Companies end preparations, Gustav hits production areas (Updated)

The federal government’s daily report on Gulf of Mexico evacuations and shut-ins has just come out, and as of late this morning, the basin is a virtual ghost town.
The Minerals Management Service, which regulates offshore Gulf oil and gas activity, says personnel have been evacuated from 518, or more than 72 percent, of the 717 manned platforms in the Gulf. Workers from 86, or more than 71 percent, of the 121 rigs have been whisked ashore as well.
More than 96 percent of oil production and more than 82 percent of natural gas production has also been shut in.
And as if Gustav weren’t enough, Tropical Storm Hanna is brewing east of Cuba. The National Hurricane Center currently forecasts that Hanna will travel north toward the east coast of Florida, but it’s early and Gulf operators are watching. If it follows Gustav into the Gulf, it could hamper post-storm inspections of oil and gas installations.
Frank Glaviano, vice president of Production Americas for Royal Dutch Shell, says Shell first will fly airplanes over structures to assess damage and ascertain whether they can land a helicopter on the helipads. Then they do a closer inspection and ensure power and communications are working before they start taking workers back to platforms. It takes a couple of days to start up significant production, and it can take several days for subsea wells to crank back up.
By then operators will have a better idea of where Hanna is going and plan accordingly.
“We’re looking into later in the week anyway, and by that time Hanna will show if it’s a threat,” Glaviano said.
The oil and gas industry was wrapping up evacuations of workers on Gulf of Mexico platforms today and halted production. Now it’s a matter of waiting for Hurricane Gustav’s furious winds and waves to pass through and see if all their preparation for major storms stands up.

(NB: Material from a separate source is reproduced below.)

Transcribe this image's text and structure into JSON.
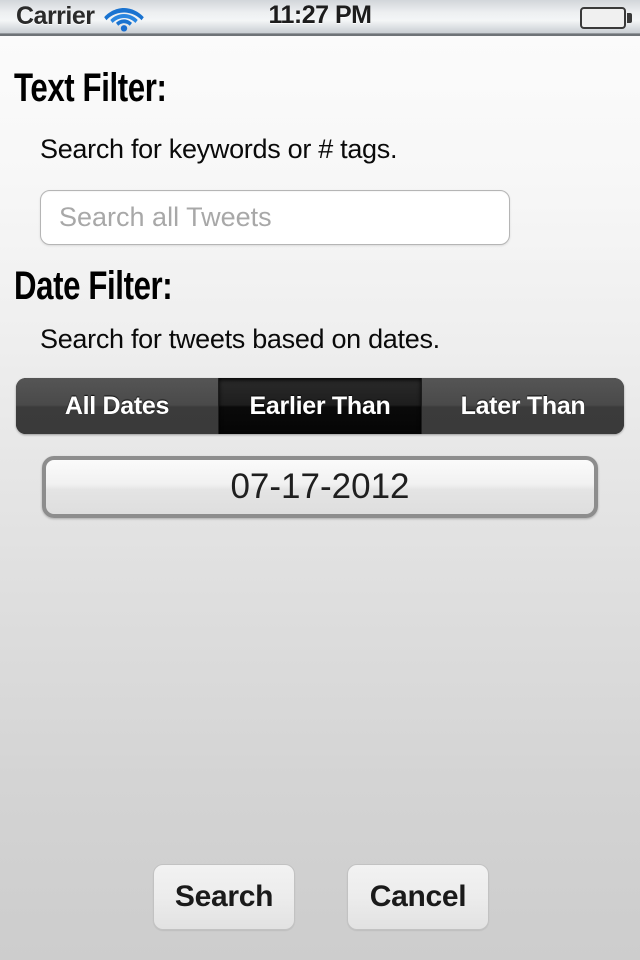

Like most other Gulf operators, Anadarko says today its workers are ashore and production at the eight platforms it operates is shut in, meaning valves under the seabed have been closed to stop the flow and prevent any leaks. A little more than a year ago the Independence Hub, operated by Anadarko and majority owned by Enterprise Products Partners, started pumping natural gas. The Hub is the world’s deepest platform in 8,000 feet of water about 185 miles southeast of New Orleans and can produce up to 1 billion cubic feet of natural gas per day, or about 2 percent of U.S. gas production.
Exxon Mobil, Chevron. BP and Royal Dutch Shell have evacuated all offshore personnel.
Bentek Energy, a Golden, Colo. firm that tracks fundamentals for the natural gas market, said today that the Hub’s flows went from 900 million cubic feet of gas on Friday to zero today.
Gustav will be the first major storm to pass over the Hub as well as other new Gulf installations. Earlier this year Chevron shipped two new platforms to their locations in Gustav’s path _ Blind Faith and Tahiti. Blind Faith was shipped out intact in March from Ingleside, with its decks attached. Tahiti’s spar hull was later shipped 190 miles south of New Orleans and uprighted and anchored before its decks were installed. Chevron spokesman Mickey Driver says both were built in consideration of the kind of storm Katrina was.
Just last month Royal Dutch Shell also shipped the spar hull of its new Perdido platform to its home 200 miles south of Freeport in the western part of the Gulf, but it isn’t in Gustav’s current projected path.
Not only is Gustav headed down the throat of most of the nation’s offshore production facilities in the Gulf of Mexico. The Gulf Coast is home to 42 percent of the nation’s refining capacity, and onshore facilities are finishing their preparations today for Gustav’s arrival.
Marathon is shutting down its Garyville, La. refinery, and ConocoPhillips is shutting down its Alliance refinery in Belle Chasse, La. and its Lake Charles, La. plant. ConocoPhillips expects Alliance to be closed and all personnel released by tonight and Lake Charles by tomorrow morning. The company’s Sweeny refinery is continuing normal operations, but plans are in place to shut it down and release workers if necessary.
Royal Dutch Shell and Motiva refineries and chemical plants have released most non-emergency operations workers and emergency operations centers are in place at Motiva’s Norco, Convent and Port Arthur refineries as well as Shell’s Norco, Geismar and Mobile chemical facilities. Shell Deer Park is operating while monitoring the storm.
And Exxon Mobil’s Chalmette, La. refinery is shutting down, having released all personnel except those needed to turn everything off. The company says normal operations continue at other refineries and chemical plants along the Gulf Coast, though they have prepared for the storm with emergency response teams at the ready.